#### PROBLEM REQUIREMENTS
Pick the lines holding the string "name" out of the records and copy them.

(Dataset excerpts)
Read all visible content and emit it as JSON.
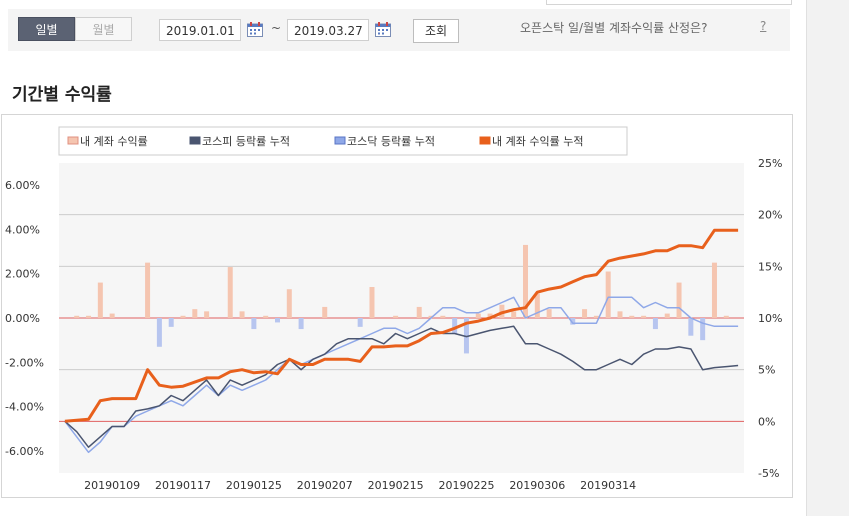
{
  "toolbar": {
    "period_tabs": [
      {
        "label": "일별",
        "active": true
      },
      {
        "label": "월별",
        "active": false
      }
    ],
    "start_date": "2019.01.01",
    "tilde": "~",
    "end_date": "2019.03.27",
    "search_label": "조회",
    "help_text": "오픈스탁 일/월별 계좌수익률 산정은?",
    "help_link": "?"
  },
  "section_title": "기간별 수익률",
  "colors": {
    "daily": "#f5c5b0",
    "kospi": "#4a5570",
    "kosdaq": "#8fa8e8",
    "cumulative": "#e8601c",
    "grid": "#cccccc",
    "zero": "#e06060"
  },
  "chart_data": {
    "type": "bar",
    "legend": [
      "내 계좌 수익률",
      "코스피 등락률 누적",
      "코스닥 등락률 누적",
      "내 계좌 수익률 누적"
    ],
    "legend_position": "top-left",
    "left_axis": {
      "ticks": [
        "6.00%",
        "4.00%",
        "2.00%",
        "0.00%",
        "-2.00%",
        "-4.00%",
        "-6.00%"
      ],
      "range": [
        -7,
        7
      ]
    },
    "right_axis": {
      "ticks": [
        "25%",
        "20%",
        "15%",
        "10%",
        "5%",
        "0%",
        "-5%"
      ],
      "range": [
        -5,
        25
      ]
    },
    "x_ticks": [
      "20190109",
      "20190117",
      "20190125",
      "20190207",
      "20190215",
      "20190225",
      "20190306",
      "20190314"
    ],
    "x_tick_index": [
      4,
      10,
      16,
      22,
      28,
      34,
      40,
      46
    ],
    "days": 58,
    "series": [
      {
        "name": "내 계좌 수익률",
        "type": "bar",
        "axis": "left",
        "values": [
          0,
          0.1,
          0.1,
          1.6,
          0.2,
          0,
          0,
          2.5,
          -1.3,
          -0.4,
          0.1,
          0.4,
          0.3,
          0,
          2.3,
          0.3,
          -0.5,
          0.1,
          -0.2,
          1.3,
          -0.5,
          0,
          0.5,
          0,
          0,
          -0.4,
          1.4,
          0,
          0.1,
          0,
          0.5,
          0.1,
          0.1,
          -0.7,
          -1.6,
          0.2,
          0.2,
          0.6,
          0.3,
          3.3,
          1.1,
          0.4,
          0,
          -0.3,
          0.4,
          0.1,
          2.1,
          0.3,
          0.1,
          0.1,
          -0.5,
          0.2,
          1.6,
          -0.8,
          -1.0,
          2.5,
          0.1,
          0
        ]
      },
      {
        "name": "코스피 등락률 누적",
        "type": "line",
        "axis": "right",
        "values": [
          0,
          -1,
          -2.5,
          -1.5,
          -0.5,
          -0.5,
          1,
          1.2,
          1.5,
          2.5,
          2,
          3,
          4,
          2.5,
          4,
          3.5,
          4,
          4.5,
          5.5,
          6,
          5,
          6,
          6.5,
          7.5,
          8,
          8,
          8,
          7.5,
          8.5,
          8,
          8.5,
          9,
          8.5,
          8.5,
          8.2,
          8.5,
          8.8,
          9,
          9.2,
          7.5,
          7.5,
          7,
          6.5,
          5.8,
          5,
          5,
          5.5,
          6,
          5.5,
          6.5,
          7,
          7,
          7.2,
          7,
          5,
          5.2,
          5.3,
          5.4
        ]
      },
      {
        "name": "코스닥 등락률 누적",
        "type": "line",
        "axis": "right",
        "values": [
          0,
          -1.5,
          -3,
          -2,
          -0.5,
          -0.5,
          0.5,
          1,
          1.5,
          2,
          1.5,
          2.5,
          3.5,
          2.5,
          3.5,
          3,
          3.5,
          4,
          5,
          6,
          5.5,
          6,
          6.5,
          7,
          7.5,
          8,
          8.5,
          9,
          9,
          8.5,
          9,
          10,
          11,
          11,
          10.5,
          10.5,
          11,
          11.5,
          12,
          10,
          10.5,
          11,
          11,
          9.5,
          9.5,
          9.5,
          12,
          12,
          12,
          11,
          11.5,
          11,
          11,
          10,
          9.5,
          9.2,
          9.2,
          9.2
        ]
      },
      {
        "name": "내 계좌 수익률 누적",
        "type": "line",
        "axis": "right",
        "values": [
          0,
          0.1,
          0.2,
          2,
          2.2,
          2.2,
          2.2,
          5,
          3.5,
          3.3,
          3.4,
          3.8,
          4.2,
          4.2,
          4.8,
          5,
          4.7,
          4.8,
          4.6,
          6,
          5.5,
          5.5,
          6,
          6,
          6,
          5.8,
          7.2,
          7.2,
          7.3,
          7.3,
          7.8,
          8.5,
          8.6,
          9,
          9.5,
          9.7,
          10,
          10.5,
          10.8,
          11,
          12.5,
          12.8,
          13,
          13.5,
          14,
          14.2,
          15.5,
          15.8,
          16,
          16.2,
          16.5,
          16.5,
          17,
          17,
          16.8,
          18.5,
          18.5,
          18.5
        ]
      }
    ]
  }
}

#### SOLUTION
        "name": "내 계좌 수익률",
        "name": "코스피 등락률 누적",
        "name": "코스닥 등락률 누적",
        "name": "내 계좌 수익률 누적",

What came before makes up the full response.